antisymbolicpoetic style is characterized by witty juxtapositions and dislocations of words. His roughly 30 volumes of verse include Poems (1953), Days and Nights (1982), New Addresses (2000), and two posthumously published books released in 2002, Sun Out, poems from the early 1950s, and A Possible World, his final collection. A volume of his Collected Poems was published in 2005. Among Koch's other works are the plays Bertha (1966), The Burning Mystery of Anna in 1951 (1979), The Red Robins (1980), and The Gold Standard (1996). A professor at Columbia for nearly 40 years, he also wrote several books about teaching the writing and appreciation of poetry, particularly to children and the elderly. These works include Wishes, Lies, and Dreams (1970), Rose, Where Did You Get That Red? (1973), I Never Told Anybody (1977), and Making Your Own Days (1998).
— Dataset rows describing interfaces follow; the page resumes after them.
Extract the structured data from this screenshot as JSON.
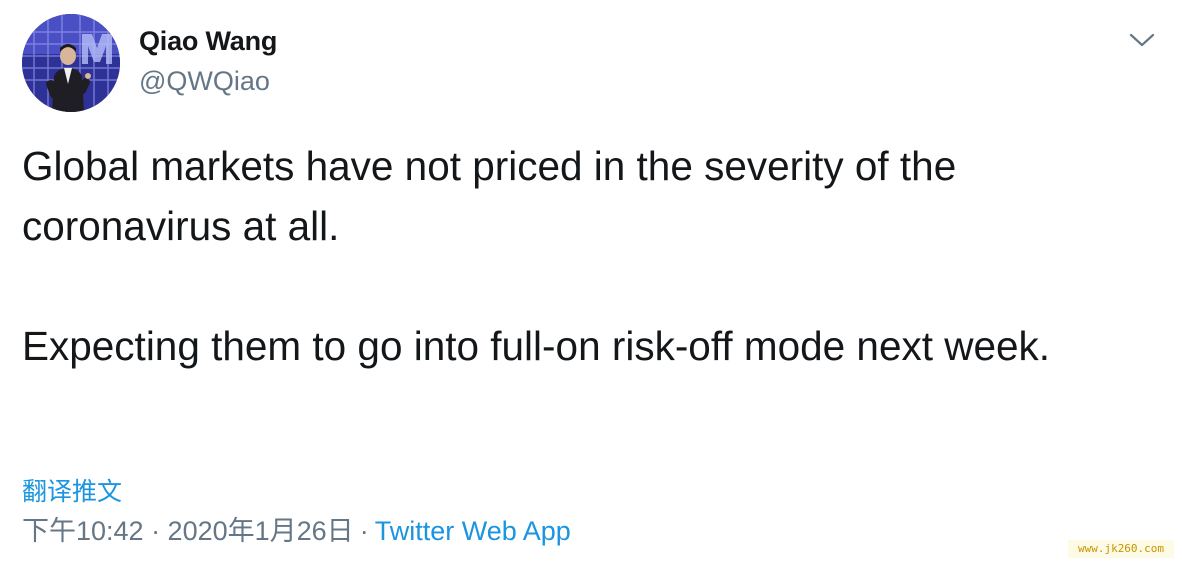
{
  "tweet": {
    "author": {
      "display_name": "Qiao Wang",
      "handle": "@QWQiao"
    },
    "menu_icon": "chevron-down-icon",
    "text_paragraphs": [
      "Global markets have not priced in the severity of the coronavirus at all.",
      "Expecting them to go into full-on risk-off mode next week."
    ],
    "translate_label": "翻译推文",
    "timestamp": "下午10:42 · 2020年1月26日",
    "separator": "·",
    "source": "Twitter Web App"
  },
  "watermark": "www.jk260.com",
  "colors": {
    "text_primary": "#14171a",
    "text_secondary": "#657786",
    "link": "#1b95e0",
    "watermark_text": "#c89400"
  }
}
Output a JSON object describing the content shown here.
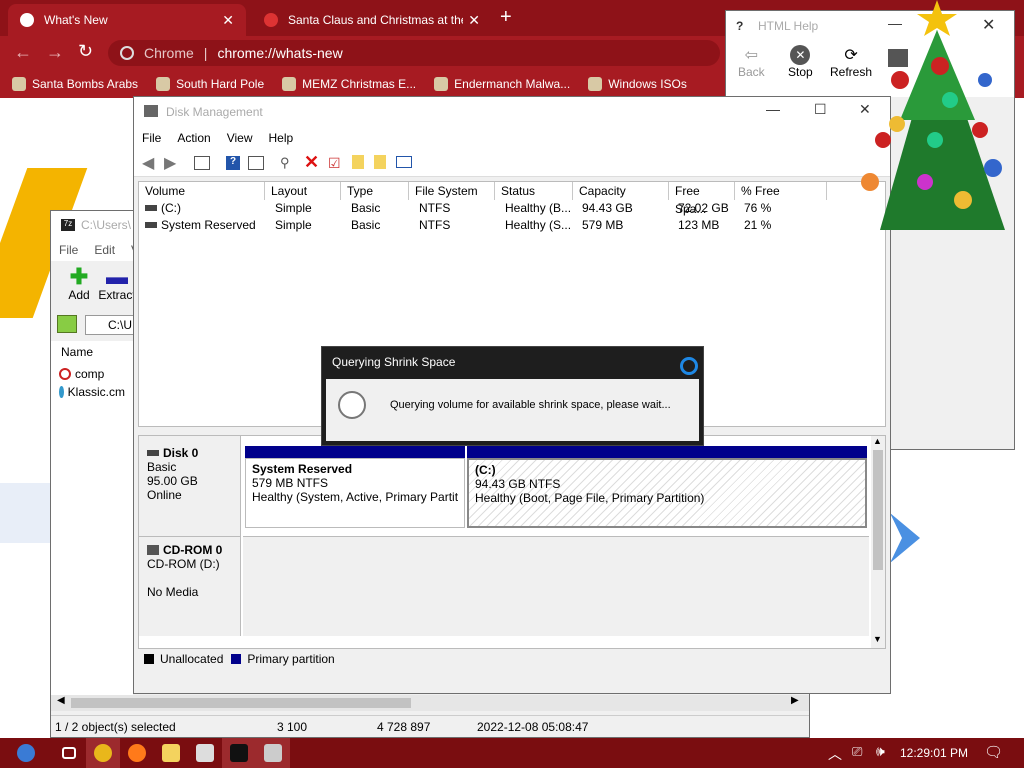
{
  "chrome": {
    "tabs": [
      {
        "title": "What's New",
        "active": true
      },
      {
        "title": "Santa Claus and Christmas at the",
        "active": false
      }
    ],
    "new_tab": "+",
    "omnibox_site": "Chrome",
    "omnibox_url": "chrome://whats-new",
    "bookmarks": [
      "Santa Bombs Arabs",
      "South Hard Pole",
      "MEMZ Christmas E...",
      "Endermanch Malwa...",
      "Windows ISOs"
    ]
  },
  "html_help": {
    "title": "HTML Help",
    "buttons": [
      "Back",
      "Stop",
      "Refresh"
    ]
  },
  "sevenzip": {
    "title": "C:\\Users\\",
    "menu": [
      "File",
      "Edit",
      "V"
    ],
    "toolbar": [
      "Add",
      "Extract"
    ],
    "path": "C:\\U",
    "column_name": "Name",
    "files": [
      "comp",
      "Klassic.cm"
    ],
    "status": {
      "selected": "1 / 2 object(s) selected",
      "size1": "3 100",
      "size2": "4 728 897",
      "date": "2022-12-08 05:08:47"
    }
  },
  "disk_mgmt": {
    "title": "Disk Management",
    "menu": [
      "File",
      "Action",
      "View",
      "Help"
    ],
    "columns": [
      "Volume",
      "Layout",
      "Type",
      "File System",
      "Status",
      "Capacity",
      "Free Spa...",
      "% Free"
    ],
    "rows": [
      [
        "(C:)",
        "Simple",
        "Basic",
        "NTFS",
        "Healthy (B...",
        "94.43 GB",
        "72.02 GB",
        "76 %"
      ],
      [
        "System Reserved",
        "Simple",
        "Basic",
        "NTFS",
        "Healthy (S...",
        "579 MB",
        "123 MB",
        "21 %"
      ]
    ],
    "disks": [
      {
        "name": "Disk 0",
        "type": "Basic",
        "size": "95.00 GB",
        "state": "Online"
      },
      {
        "name": "CD-ROM 0",
        "type": "CD-ROM (D:)",
        "size": "",
        "state": "No Media"
      }
    ],
    "partitions": [
      {
        "name": "System Reserved",
        "size": "579 MB NTFS",
        "status": "Healthy (System, Active, Primary Partiti"
      },
      {
        "name": "(C:)",
        "size": "94.43 GB NTFS",
        "status": "Healthy (Boot, Page File, Primary Partition)"
      }
    ],
    "legend": [
      "Unallocated",
      "Primary partition"
    ]
  },
  "dialog": {
    "title": "Querying Shrink Space",
    "message": "Querying volume for available shrink space, please wait..."
  },
  "taskbar": {
    "time": "12:29:01 PM"
  },
  "colors": {
    "chrome_frame": "#8e1218",
    "chrome_toolbar": "#a71b22",
    "taskbar": "#7a0d10",
    "primary_partition": "#00008b"
  }
}
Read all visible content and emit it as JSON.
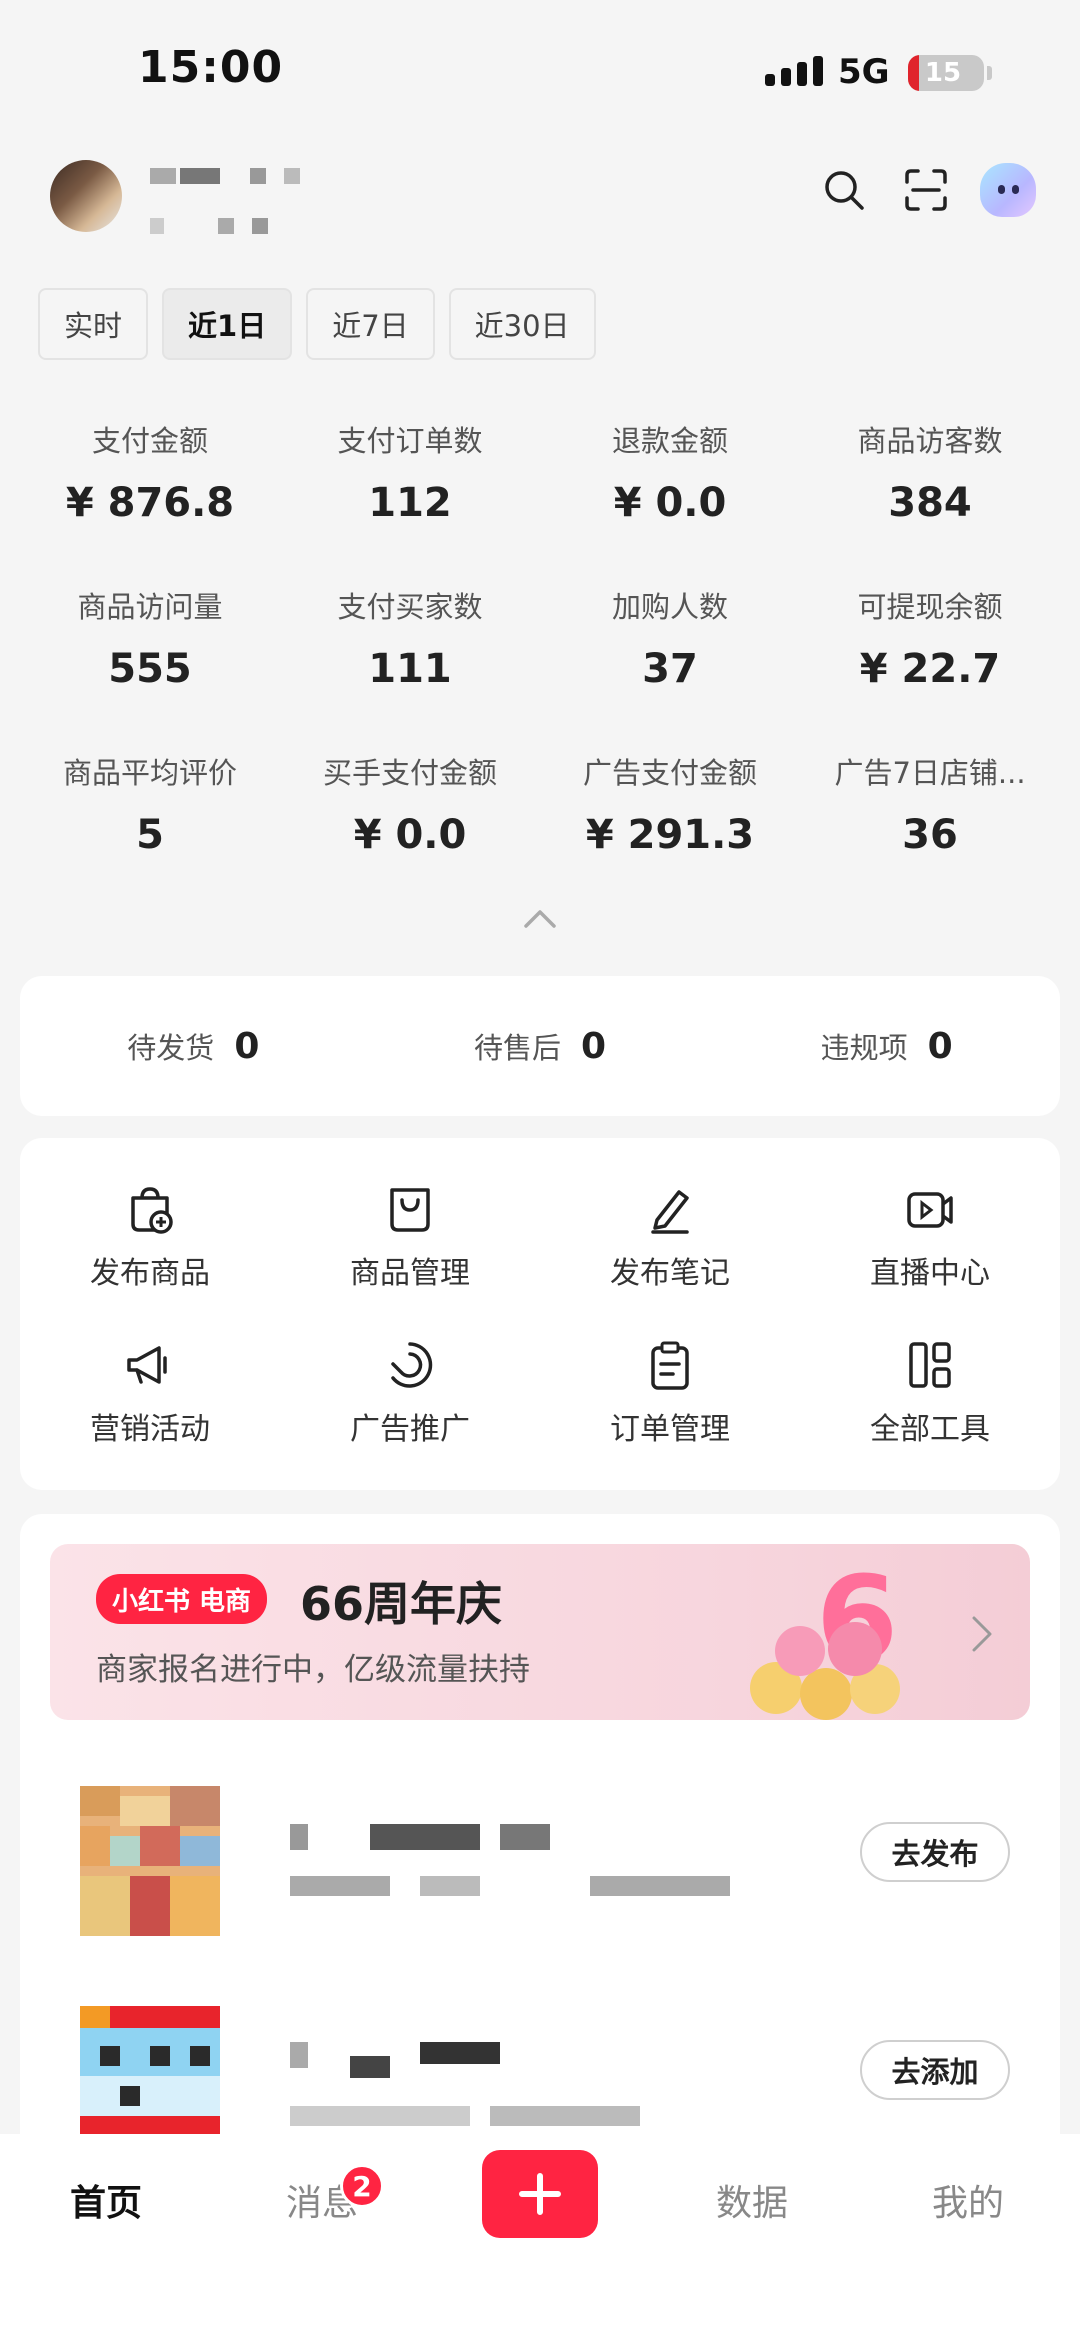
{
  "status": {
    "time": "15:00",
    "network": "5G",
    "battery": "15",
    "battery_level": 0.15
  },
  "header": {
    "icons": [
      "search-icon",
      "scan-icon",
      "assistant-mascot-icon"
    ]
  },
  "periods": [
    "实时",
    "近1日",
    "近7日",
    "近30日"
  ],
  "active_period": "近1日",
  "metrics": [
    {
      "label": "支付金额",
      "value": "¥ 876.8"
    },
    {
      "label": "支付订单数",
      "value": "112"
    },
    {
      "label": "退款金额",
      "value": "¥ 0.0"
    },
    {
      "label": "商品访客数",
      "value": "384"
    },
    {
      "label": "商品访问量",
      "value": "555"
    },
    {
      "label": "支付买家数",
      "value": "111"
    },
    {
      "label": "加购人数",
      "value": "37"
    },
    {
      "label": "可提现余额",
      "value": "¥ 22.7"
    },
    {
      "label": "商品平均评价",
      "value": "5"
    },
    {
      "label": "买手支付金额",
      "value": "¥ 0.0"
    },
    {
      "label": "广告支付金额",
      "value": "¥ 291.3"
    },
    {
      "label": "广告7日店铺...",
      "value": "36"
    }
  ],
  "pending": [
    {
      "label": "待发货",
      "value": "0"
    },
    {
      "label": "待售后",
      "value": "0"
    },
    {
      "label": "违规项",
      "value": "0"
    }
  ],
  "tools": [
    {
      "label": "发布商品",
      "icon": "publish-product-icon"
    },
    {
      "label": "商品管理",
      "icon": "bag-icon"
    },
    {
      "label": "发布笔记",
      "icon": "pen-icon"
    },
    {
      "label": "直播中心",
      "icon": "video-icon"
    },
    {
      "label": "营销活动",
      "icon": "megaphone-icon"
    },
    {
      "label": "广告推广",
      "icon": "promotion-icon"
    },
    {
      "label": "订单管理",
      "icon": "clipboard-icon"
    },
    {
      "label": "全部工具",
      "icon": "grid-icon"
    }
  ],
  "banner": {
    "brand": "小红书 电商",
    "title": "66周年庆",
    "subtitle": "商家报名进行中，亿级流量扶持"
  },
  "tasks": [
    {
      "button": "去发布"
    },
    {
      "button": "去添加"
    }
  ],
  "nav": {
    "home": "首页",
    "messages": "消息",
    "messages_badge": "2",
    "data": "数据",
    "mine": "我的"
  },
  "colors": {
    "brand_red": "#ff2442",
    "background": "#f5f5f5"
  }
}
See D. Lehman, The Last Avant-Garde: The Making of the New York School of Poets (1999) G. Ward, Statutes of Liberty: The New York School of Poets (2d ed. 2001).
The Columbia Electronic Encyclopedia, 6th ed. Copyright © 2012, Columbia University Press. All rights reserved.
See more Encyclopedia articles on: American Literature: Biographies
Browse By Subject
- Earth and the Environment +-
- History +-
- Literature and the Arts +-
- Medicine +-
- People +-
- Philosophy and Religion +-
- Places +-
- Australia and Oceania
- Britain, Ireland, France, and the Low Countries
- Commonwealth of Independent States and the Baltic Nations
- Germany, Scandinavia, and Central Europe
- Latin America and the Caribbean
- Oceans, Continents, and Polar Regions
- Spain, Portugal, Italy, Greece, and the Balkans
- United States, Canada, and Greenland
- Plants and Animals +-
- Science and Technology +-
- Social Sciences and the Law +-
- Sports and Everyday Life +-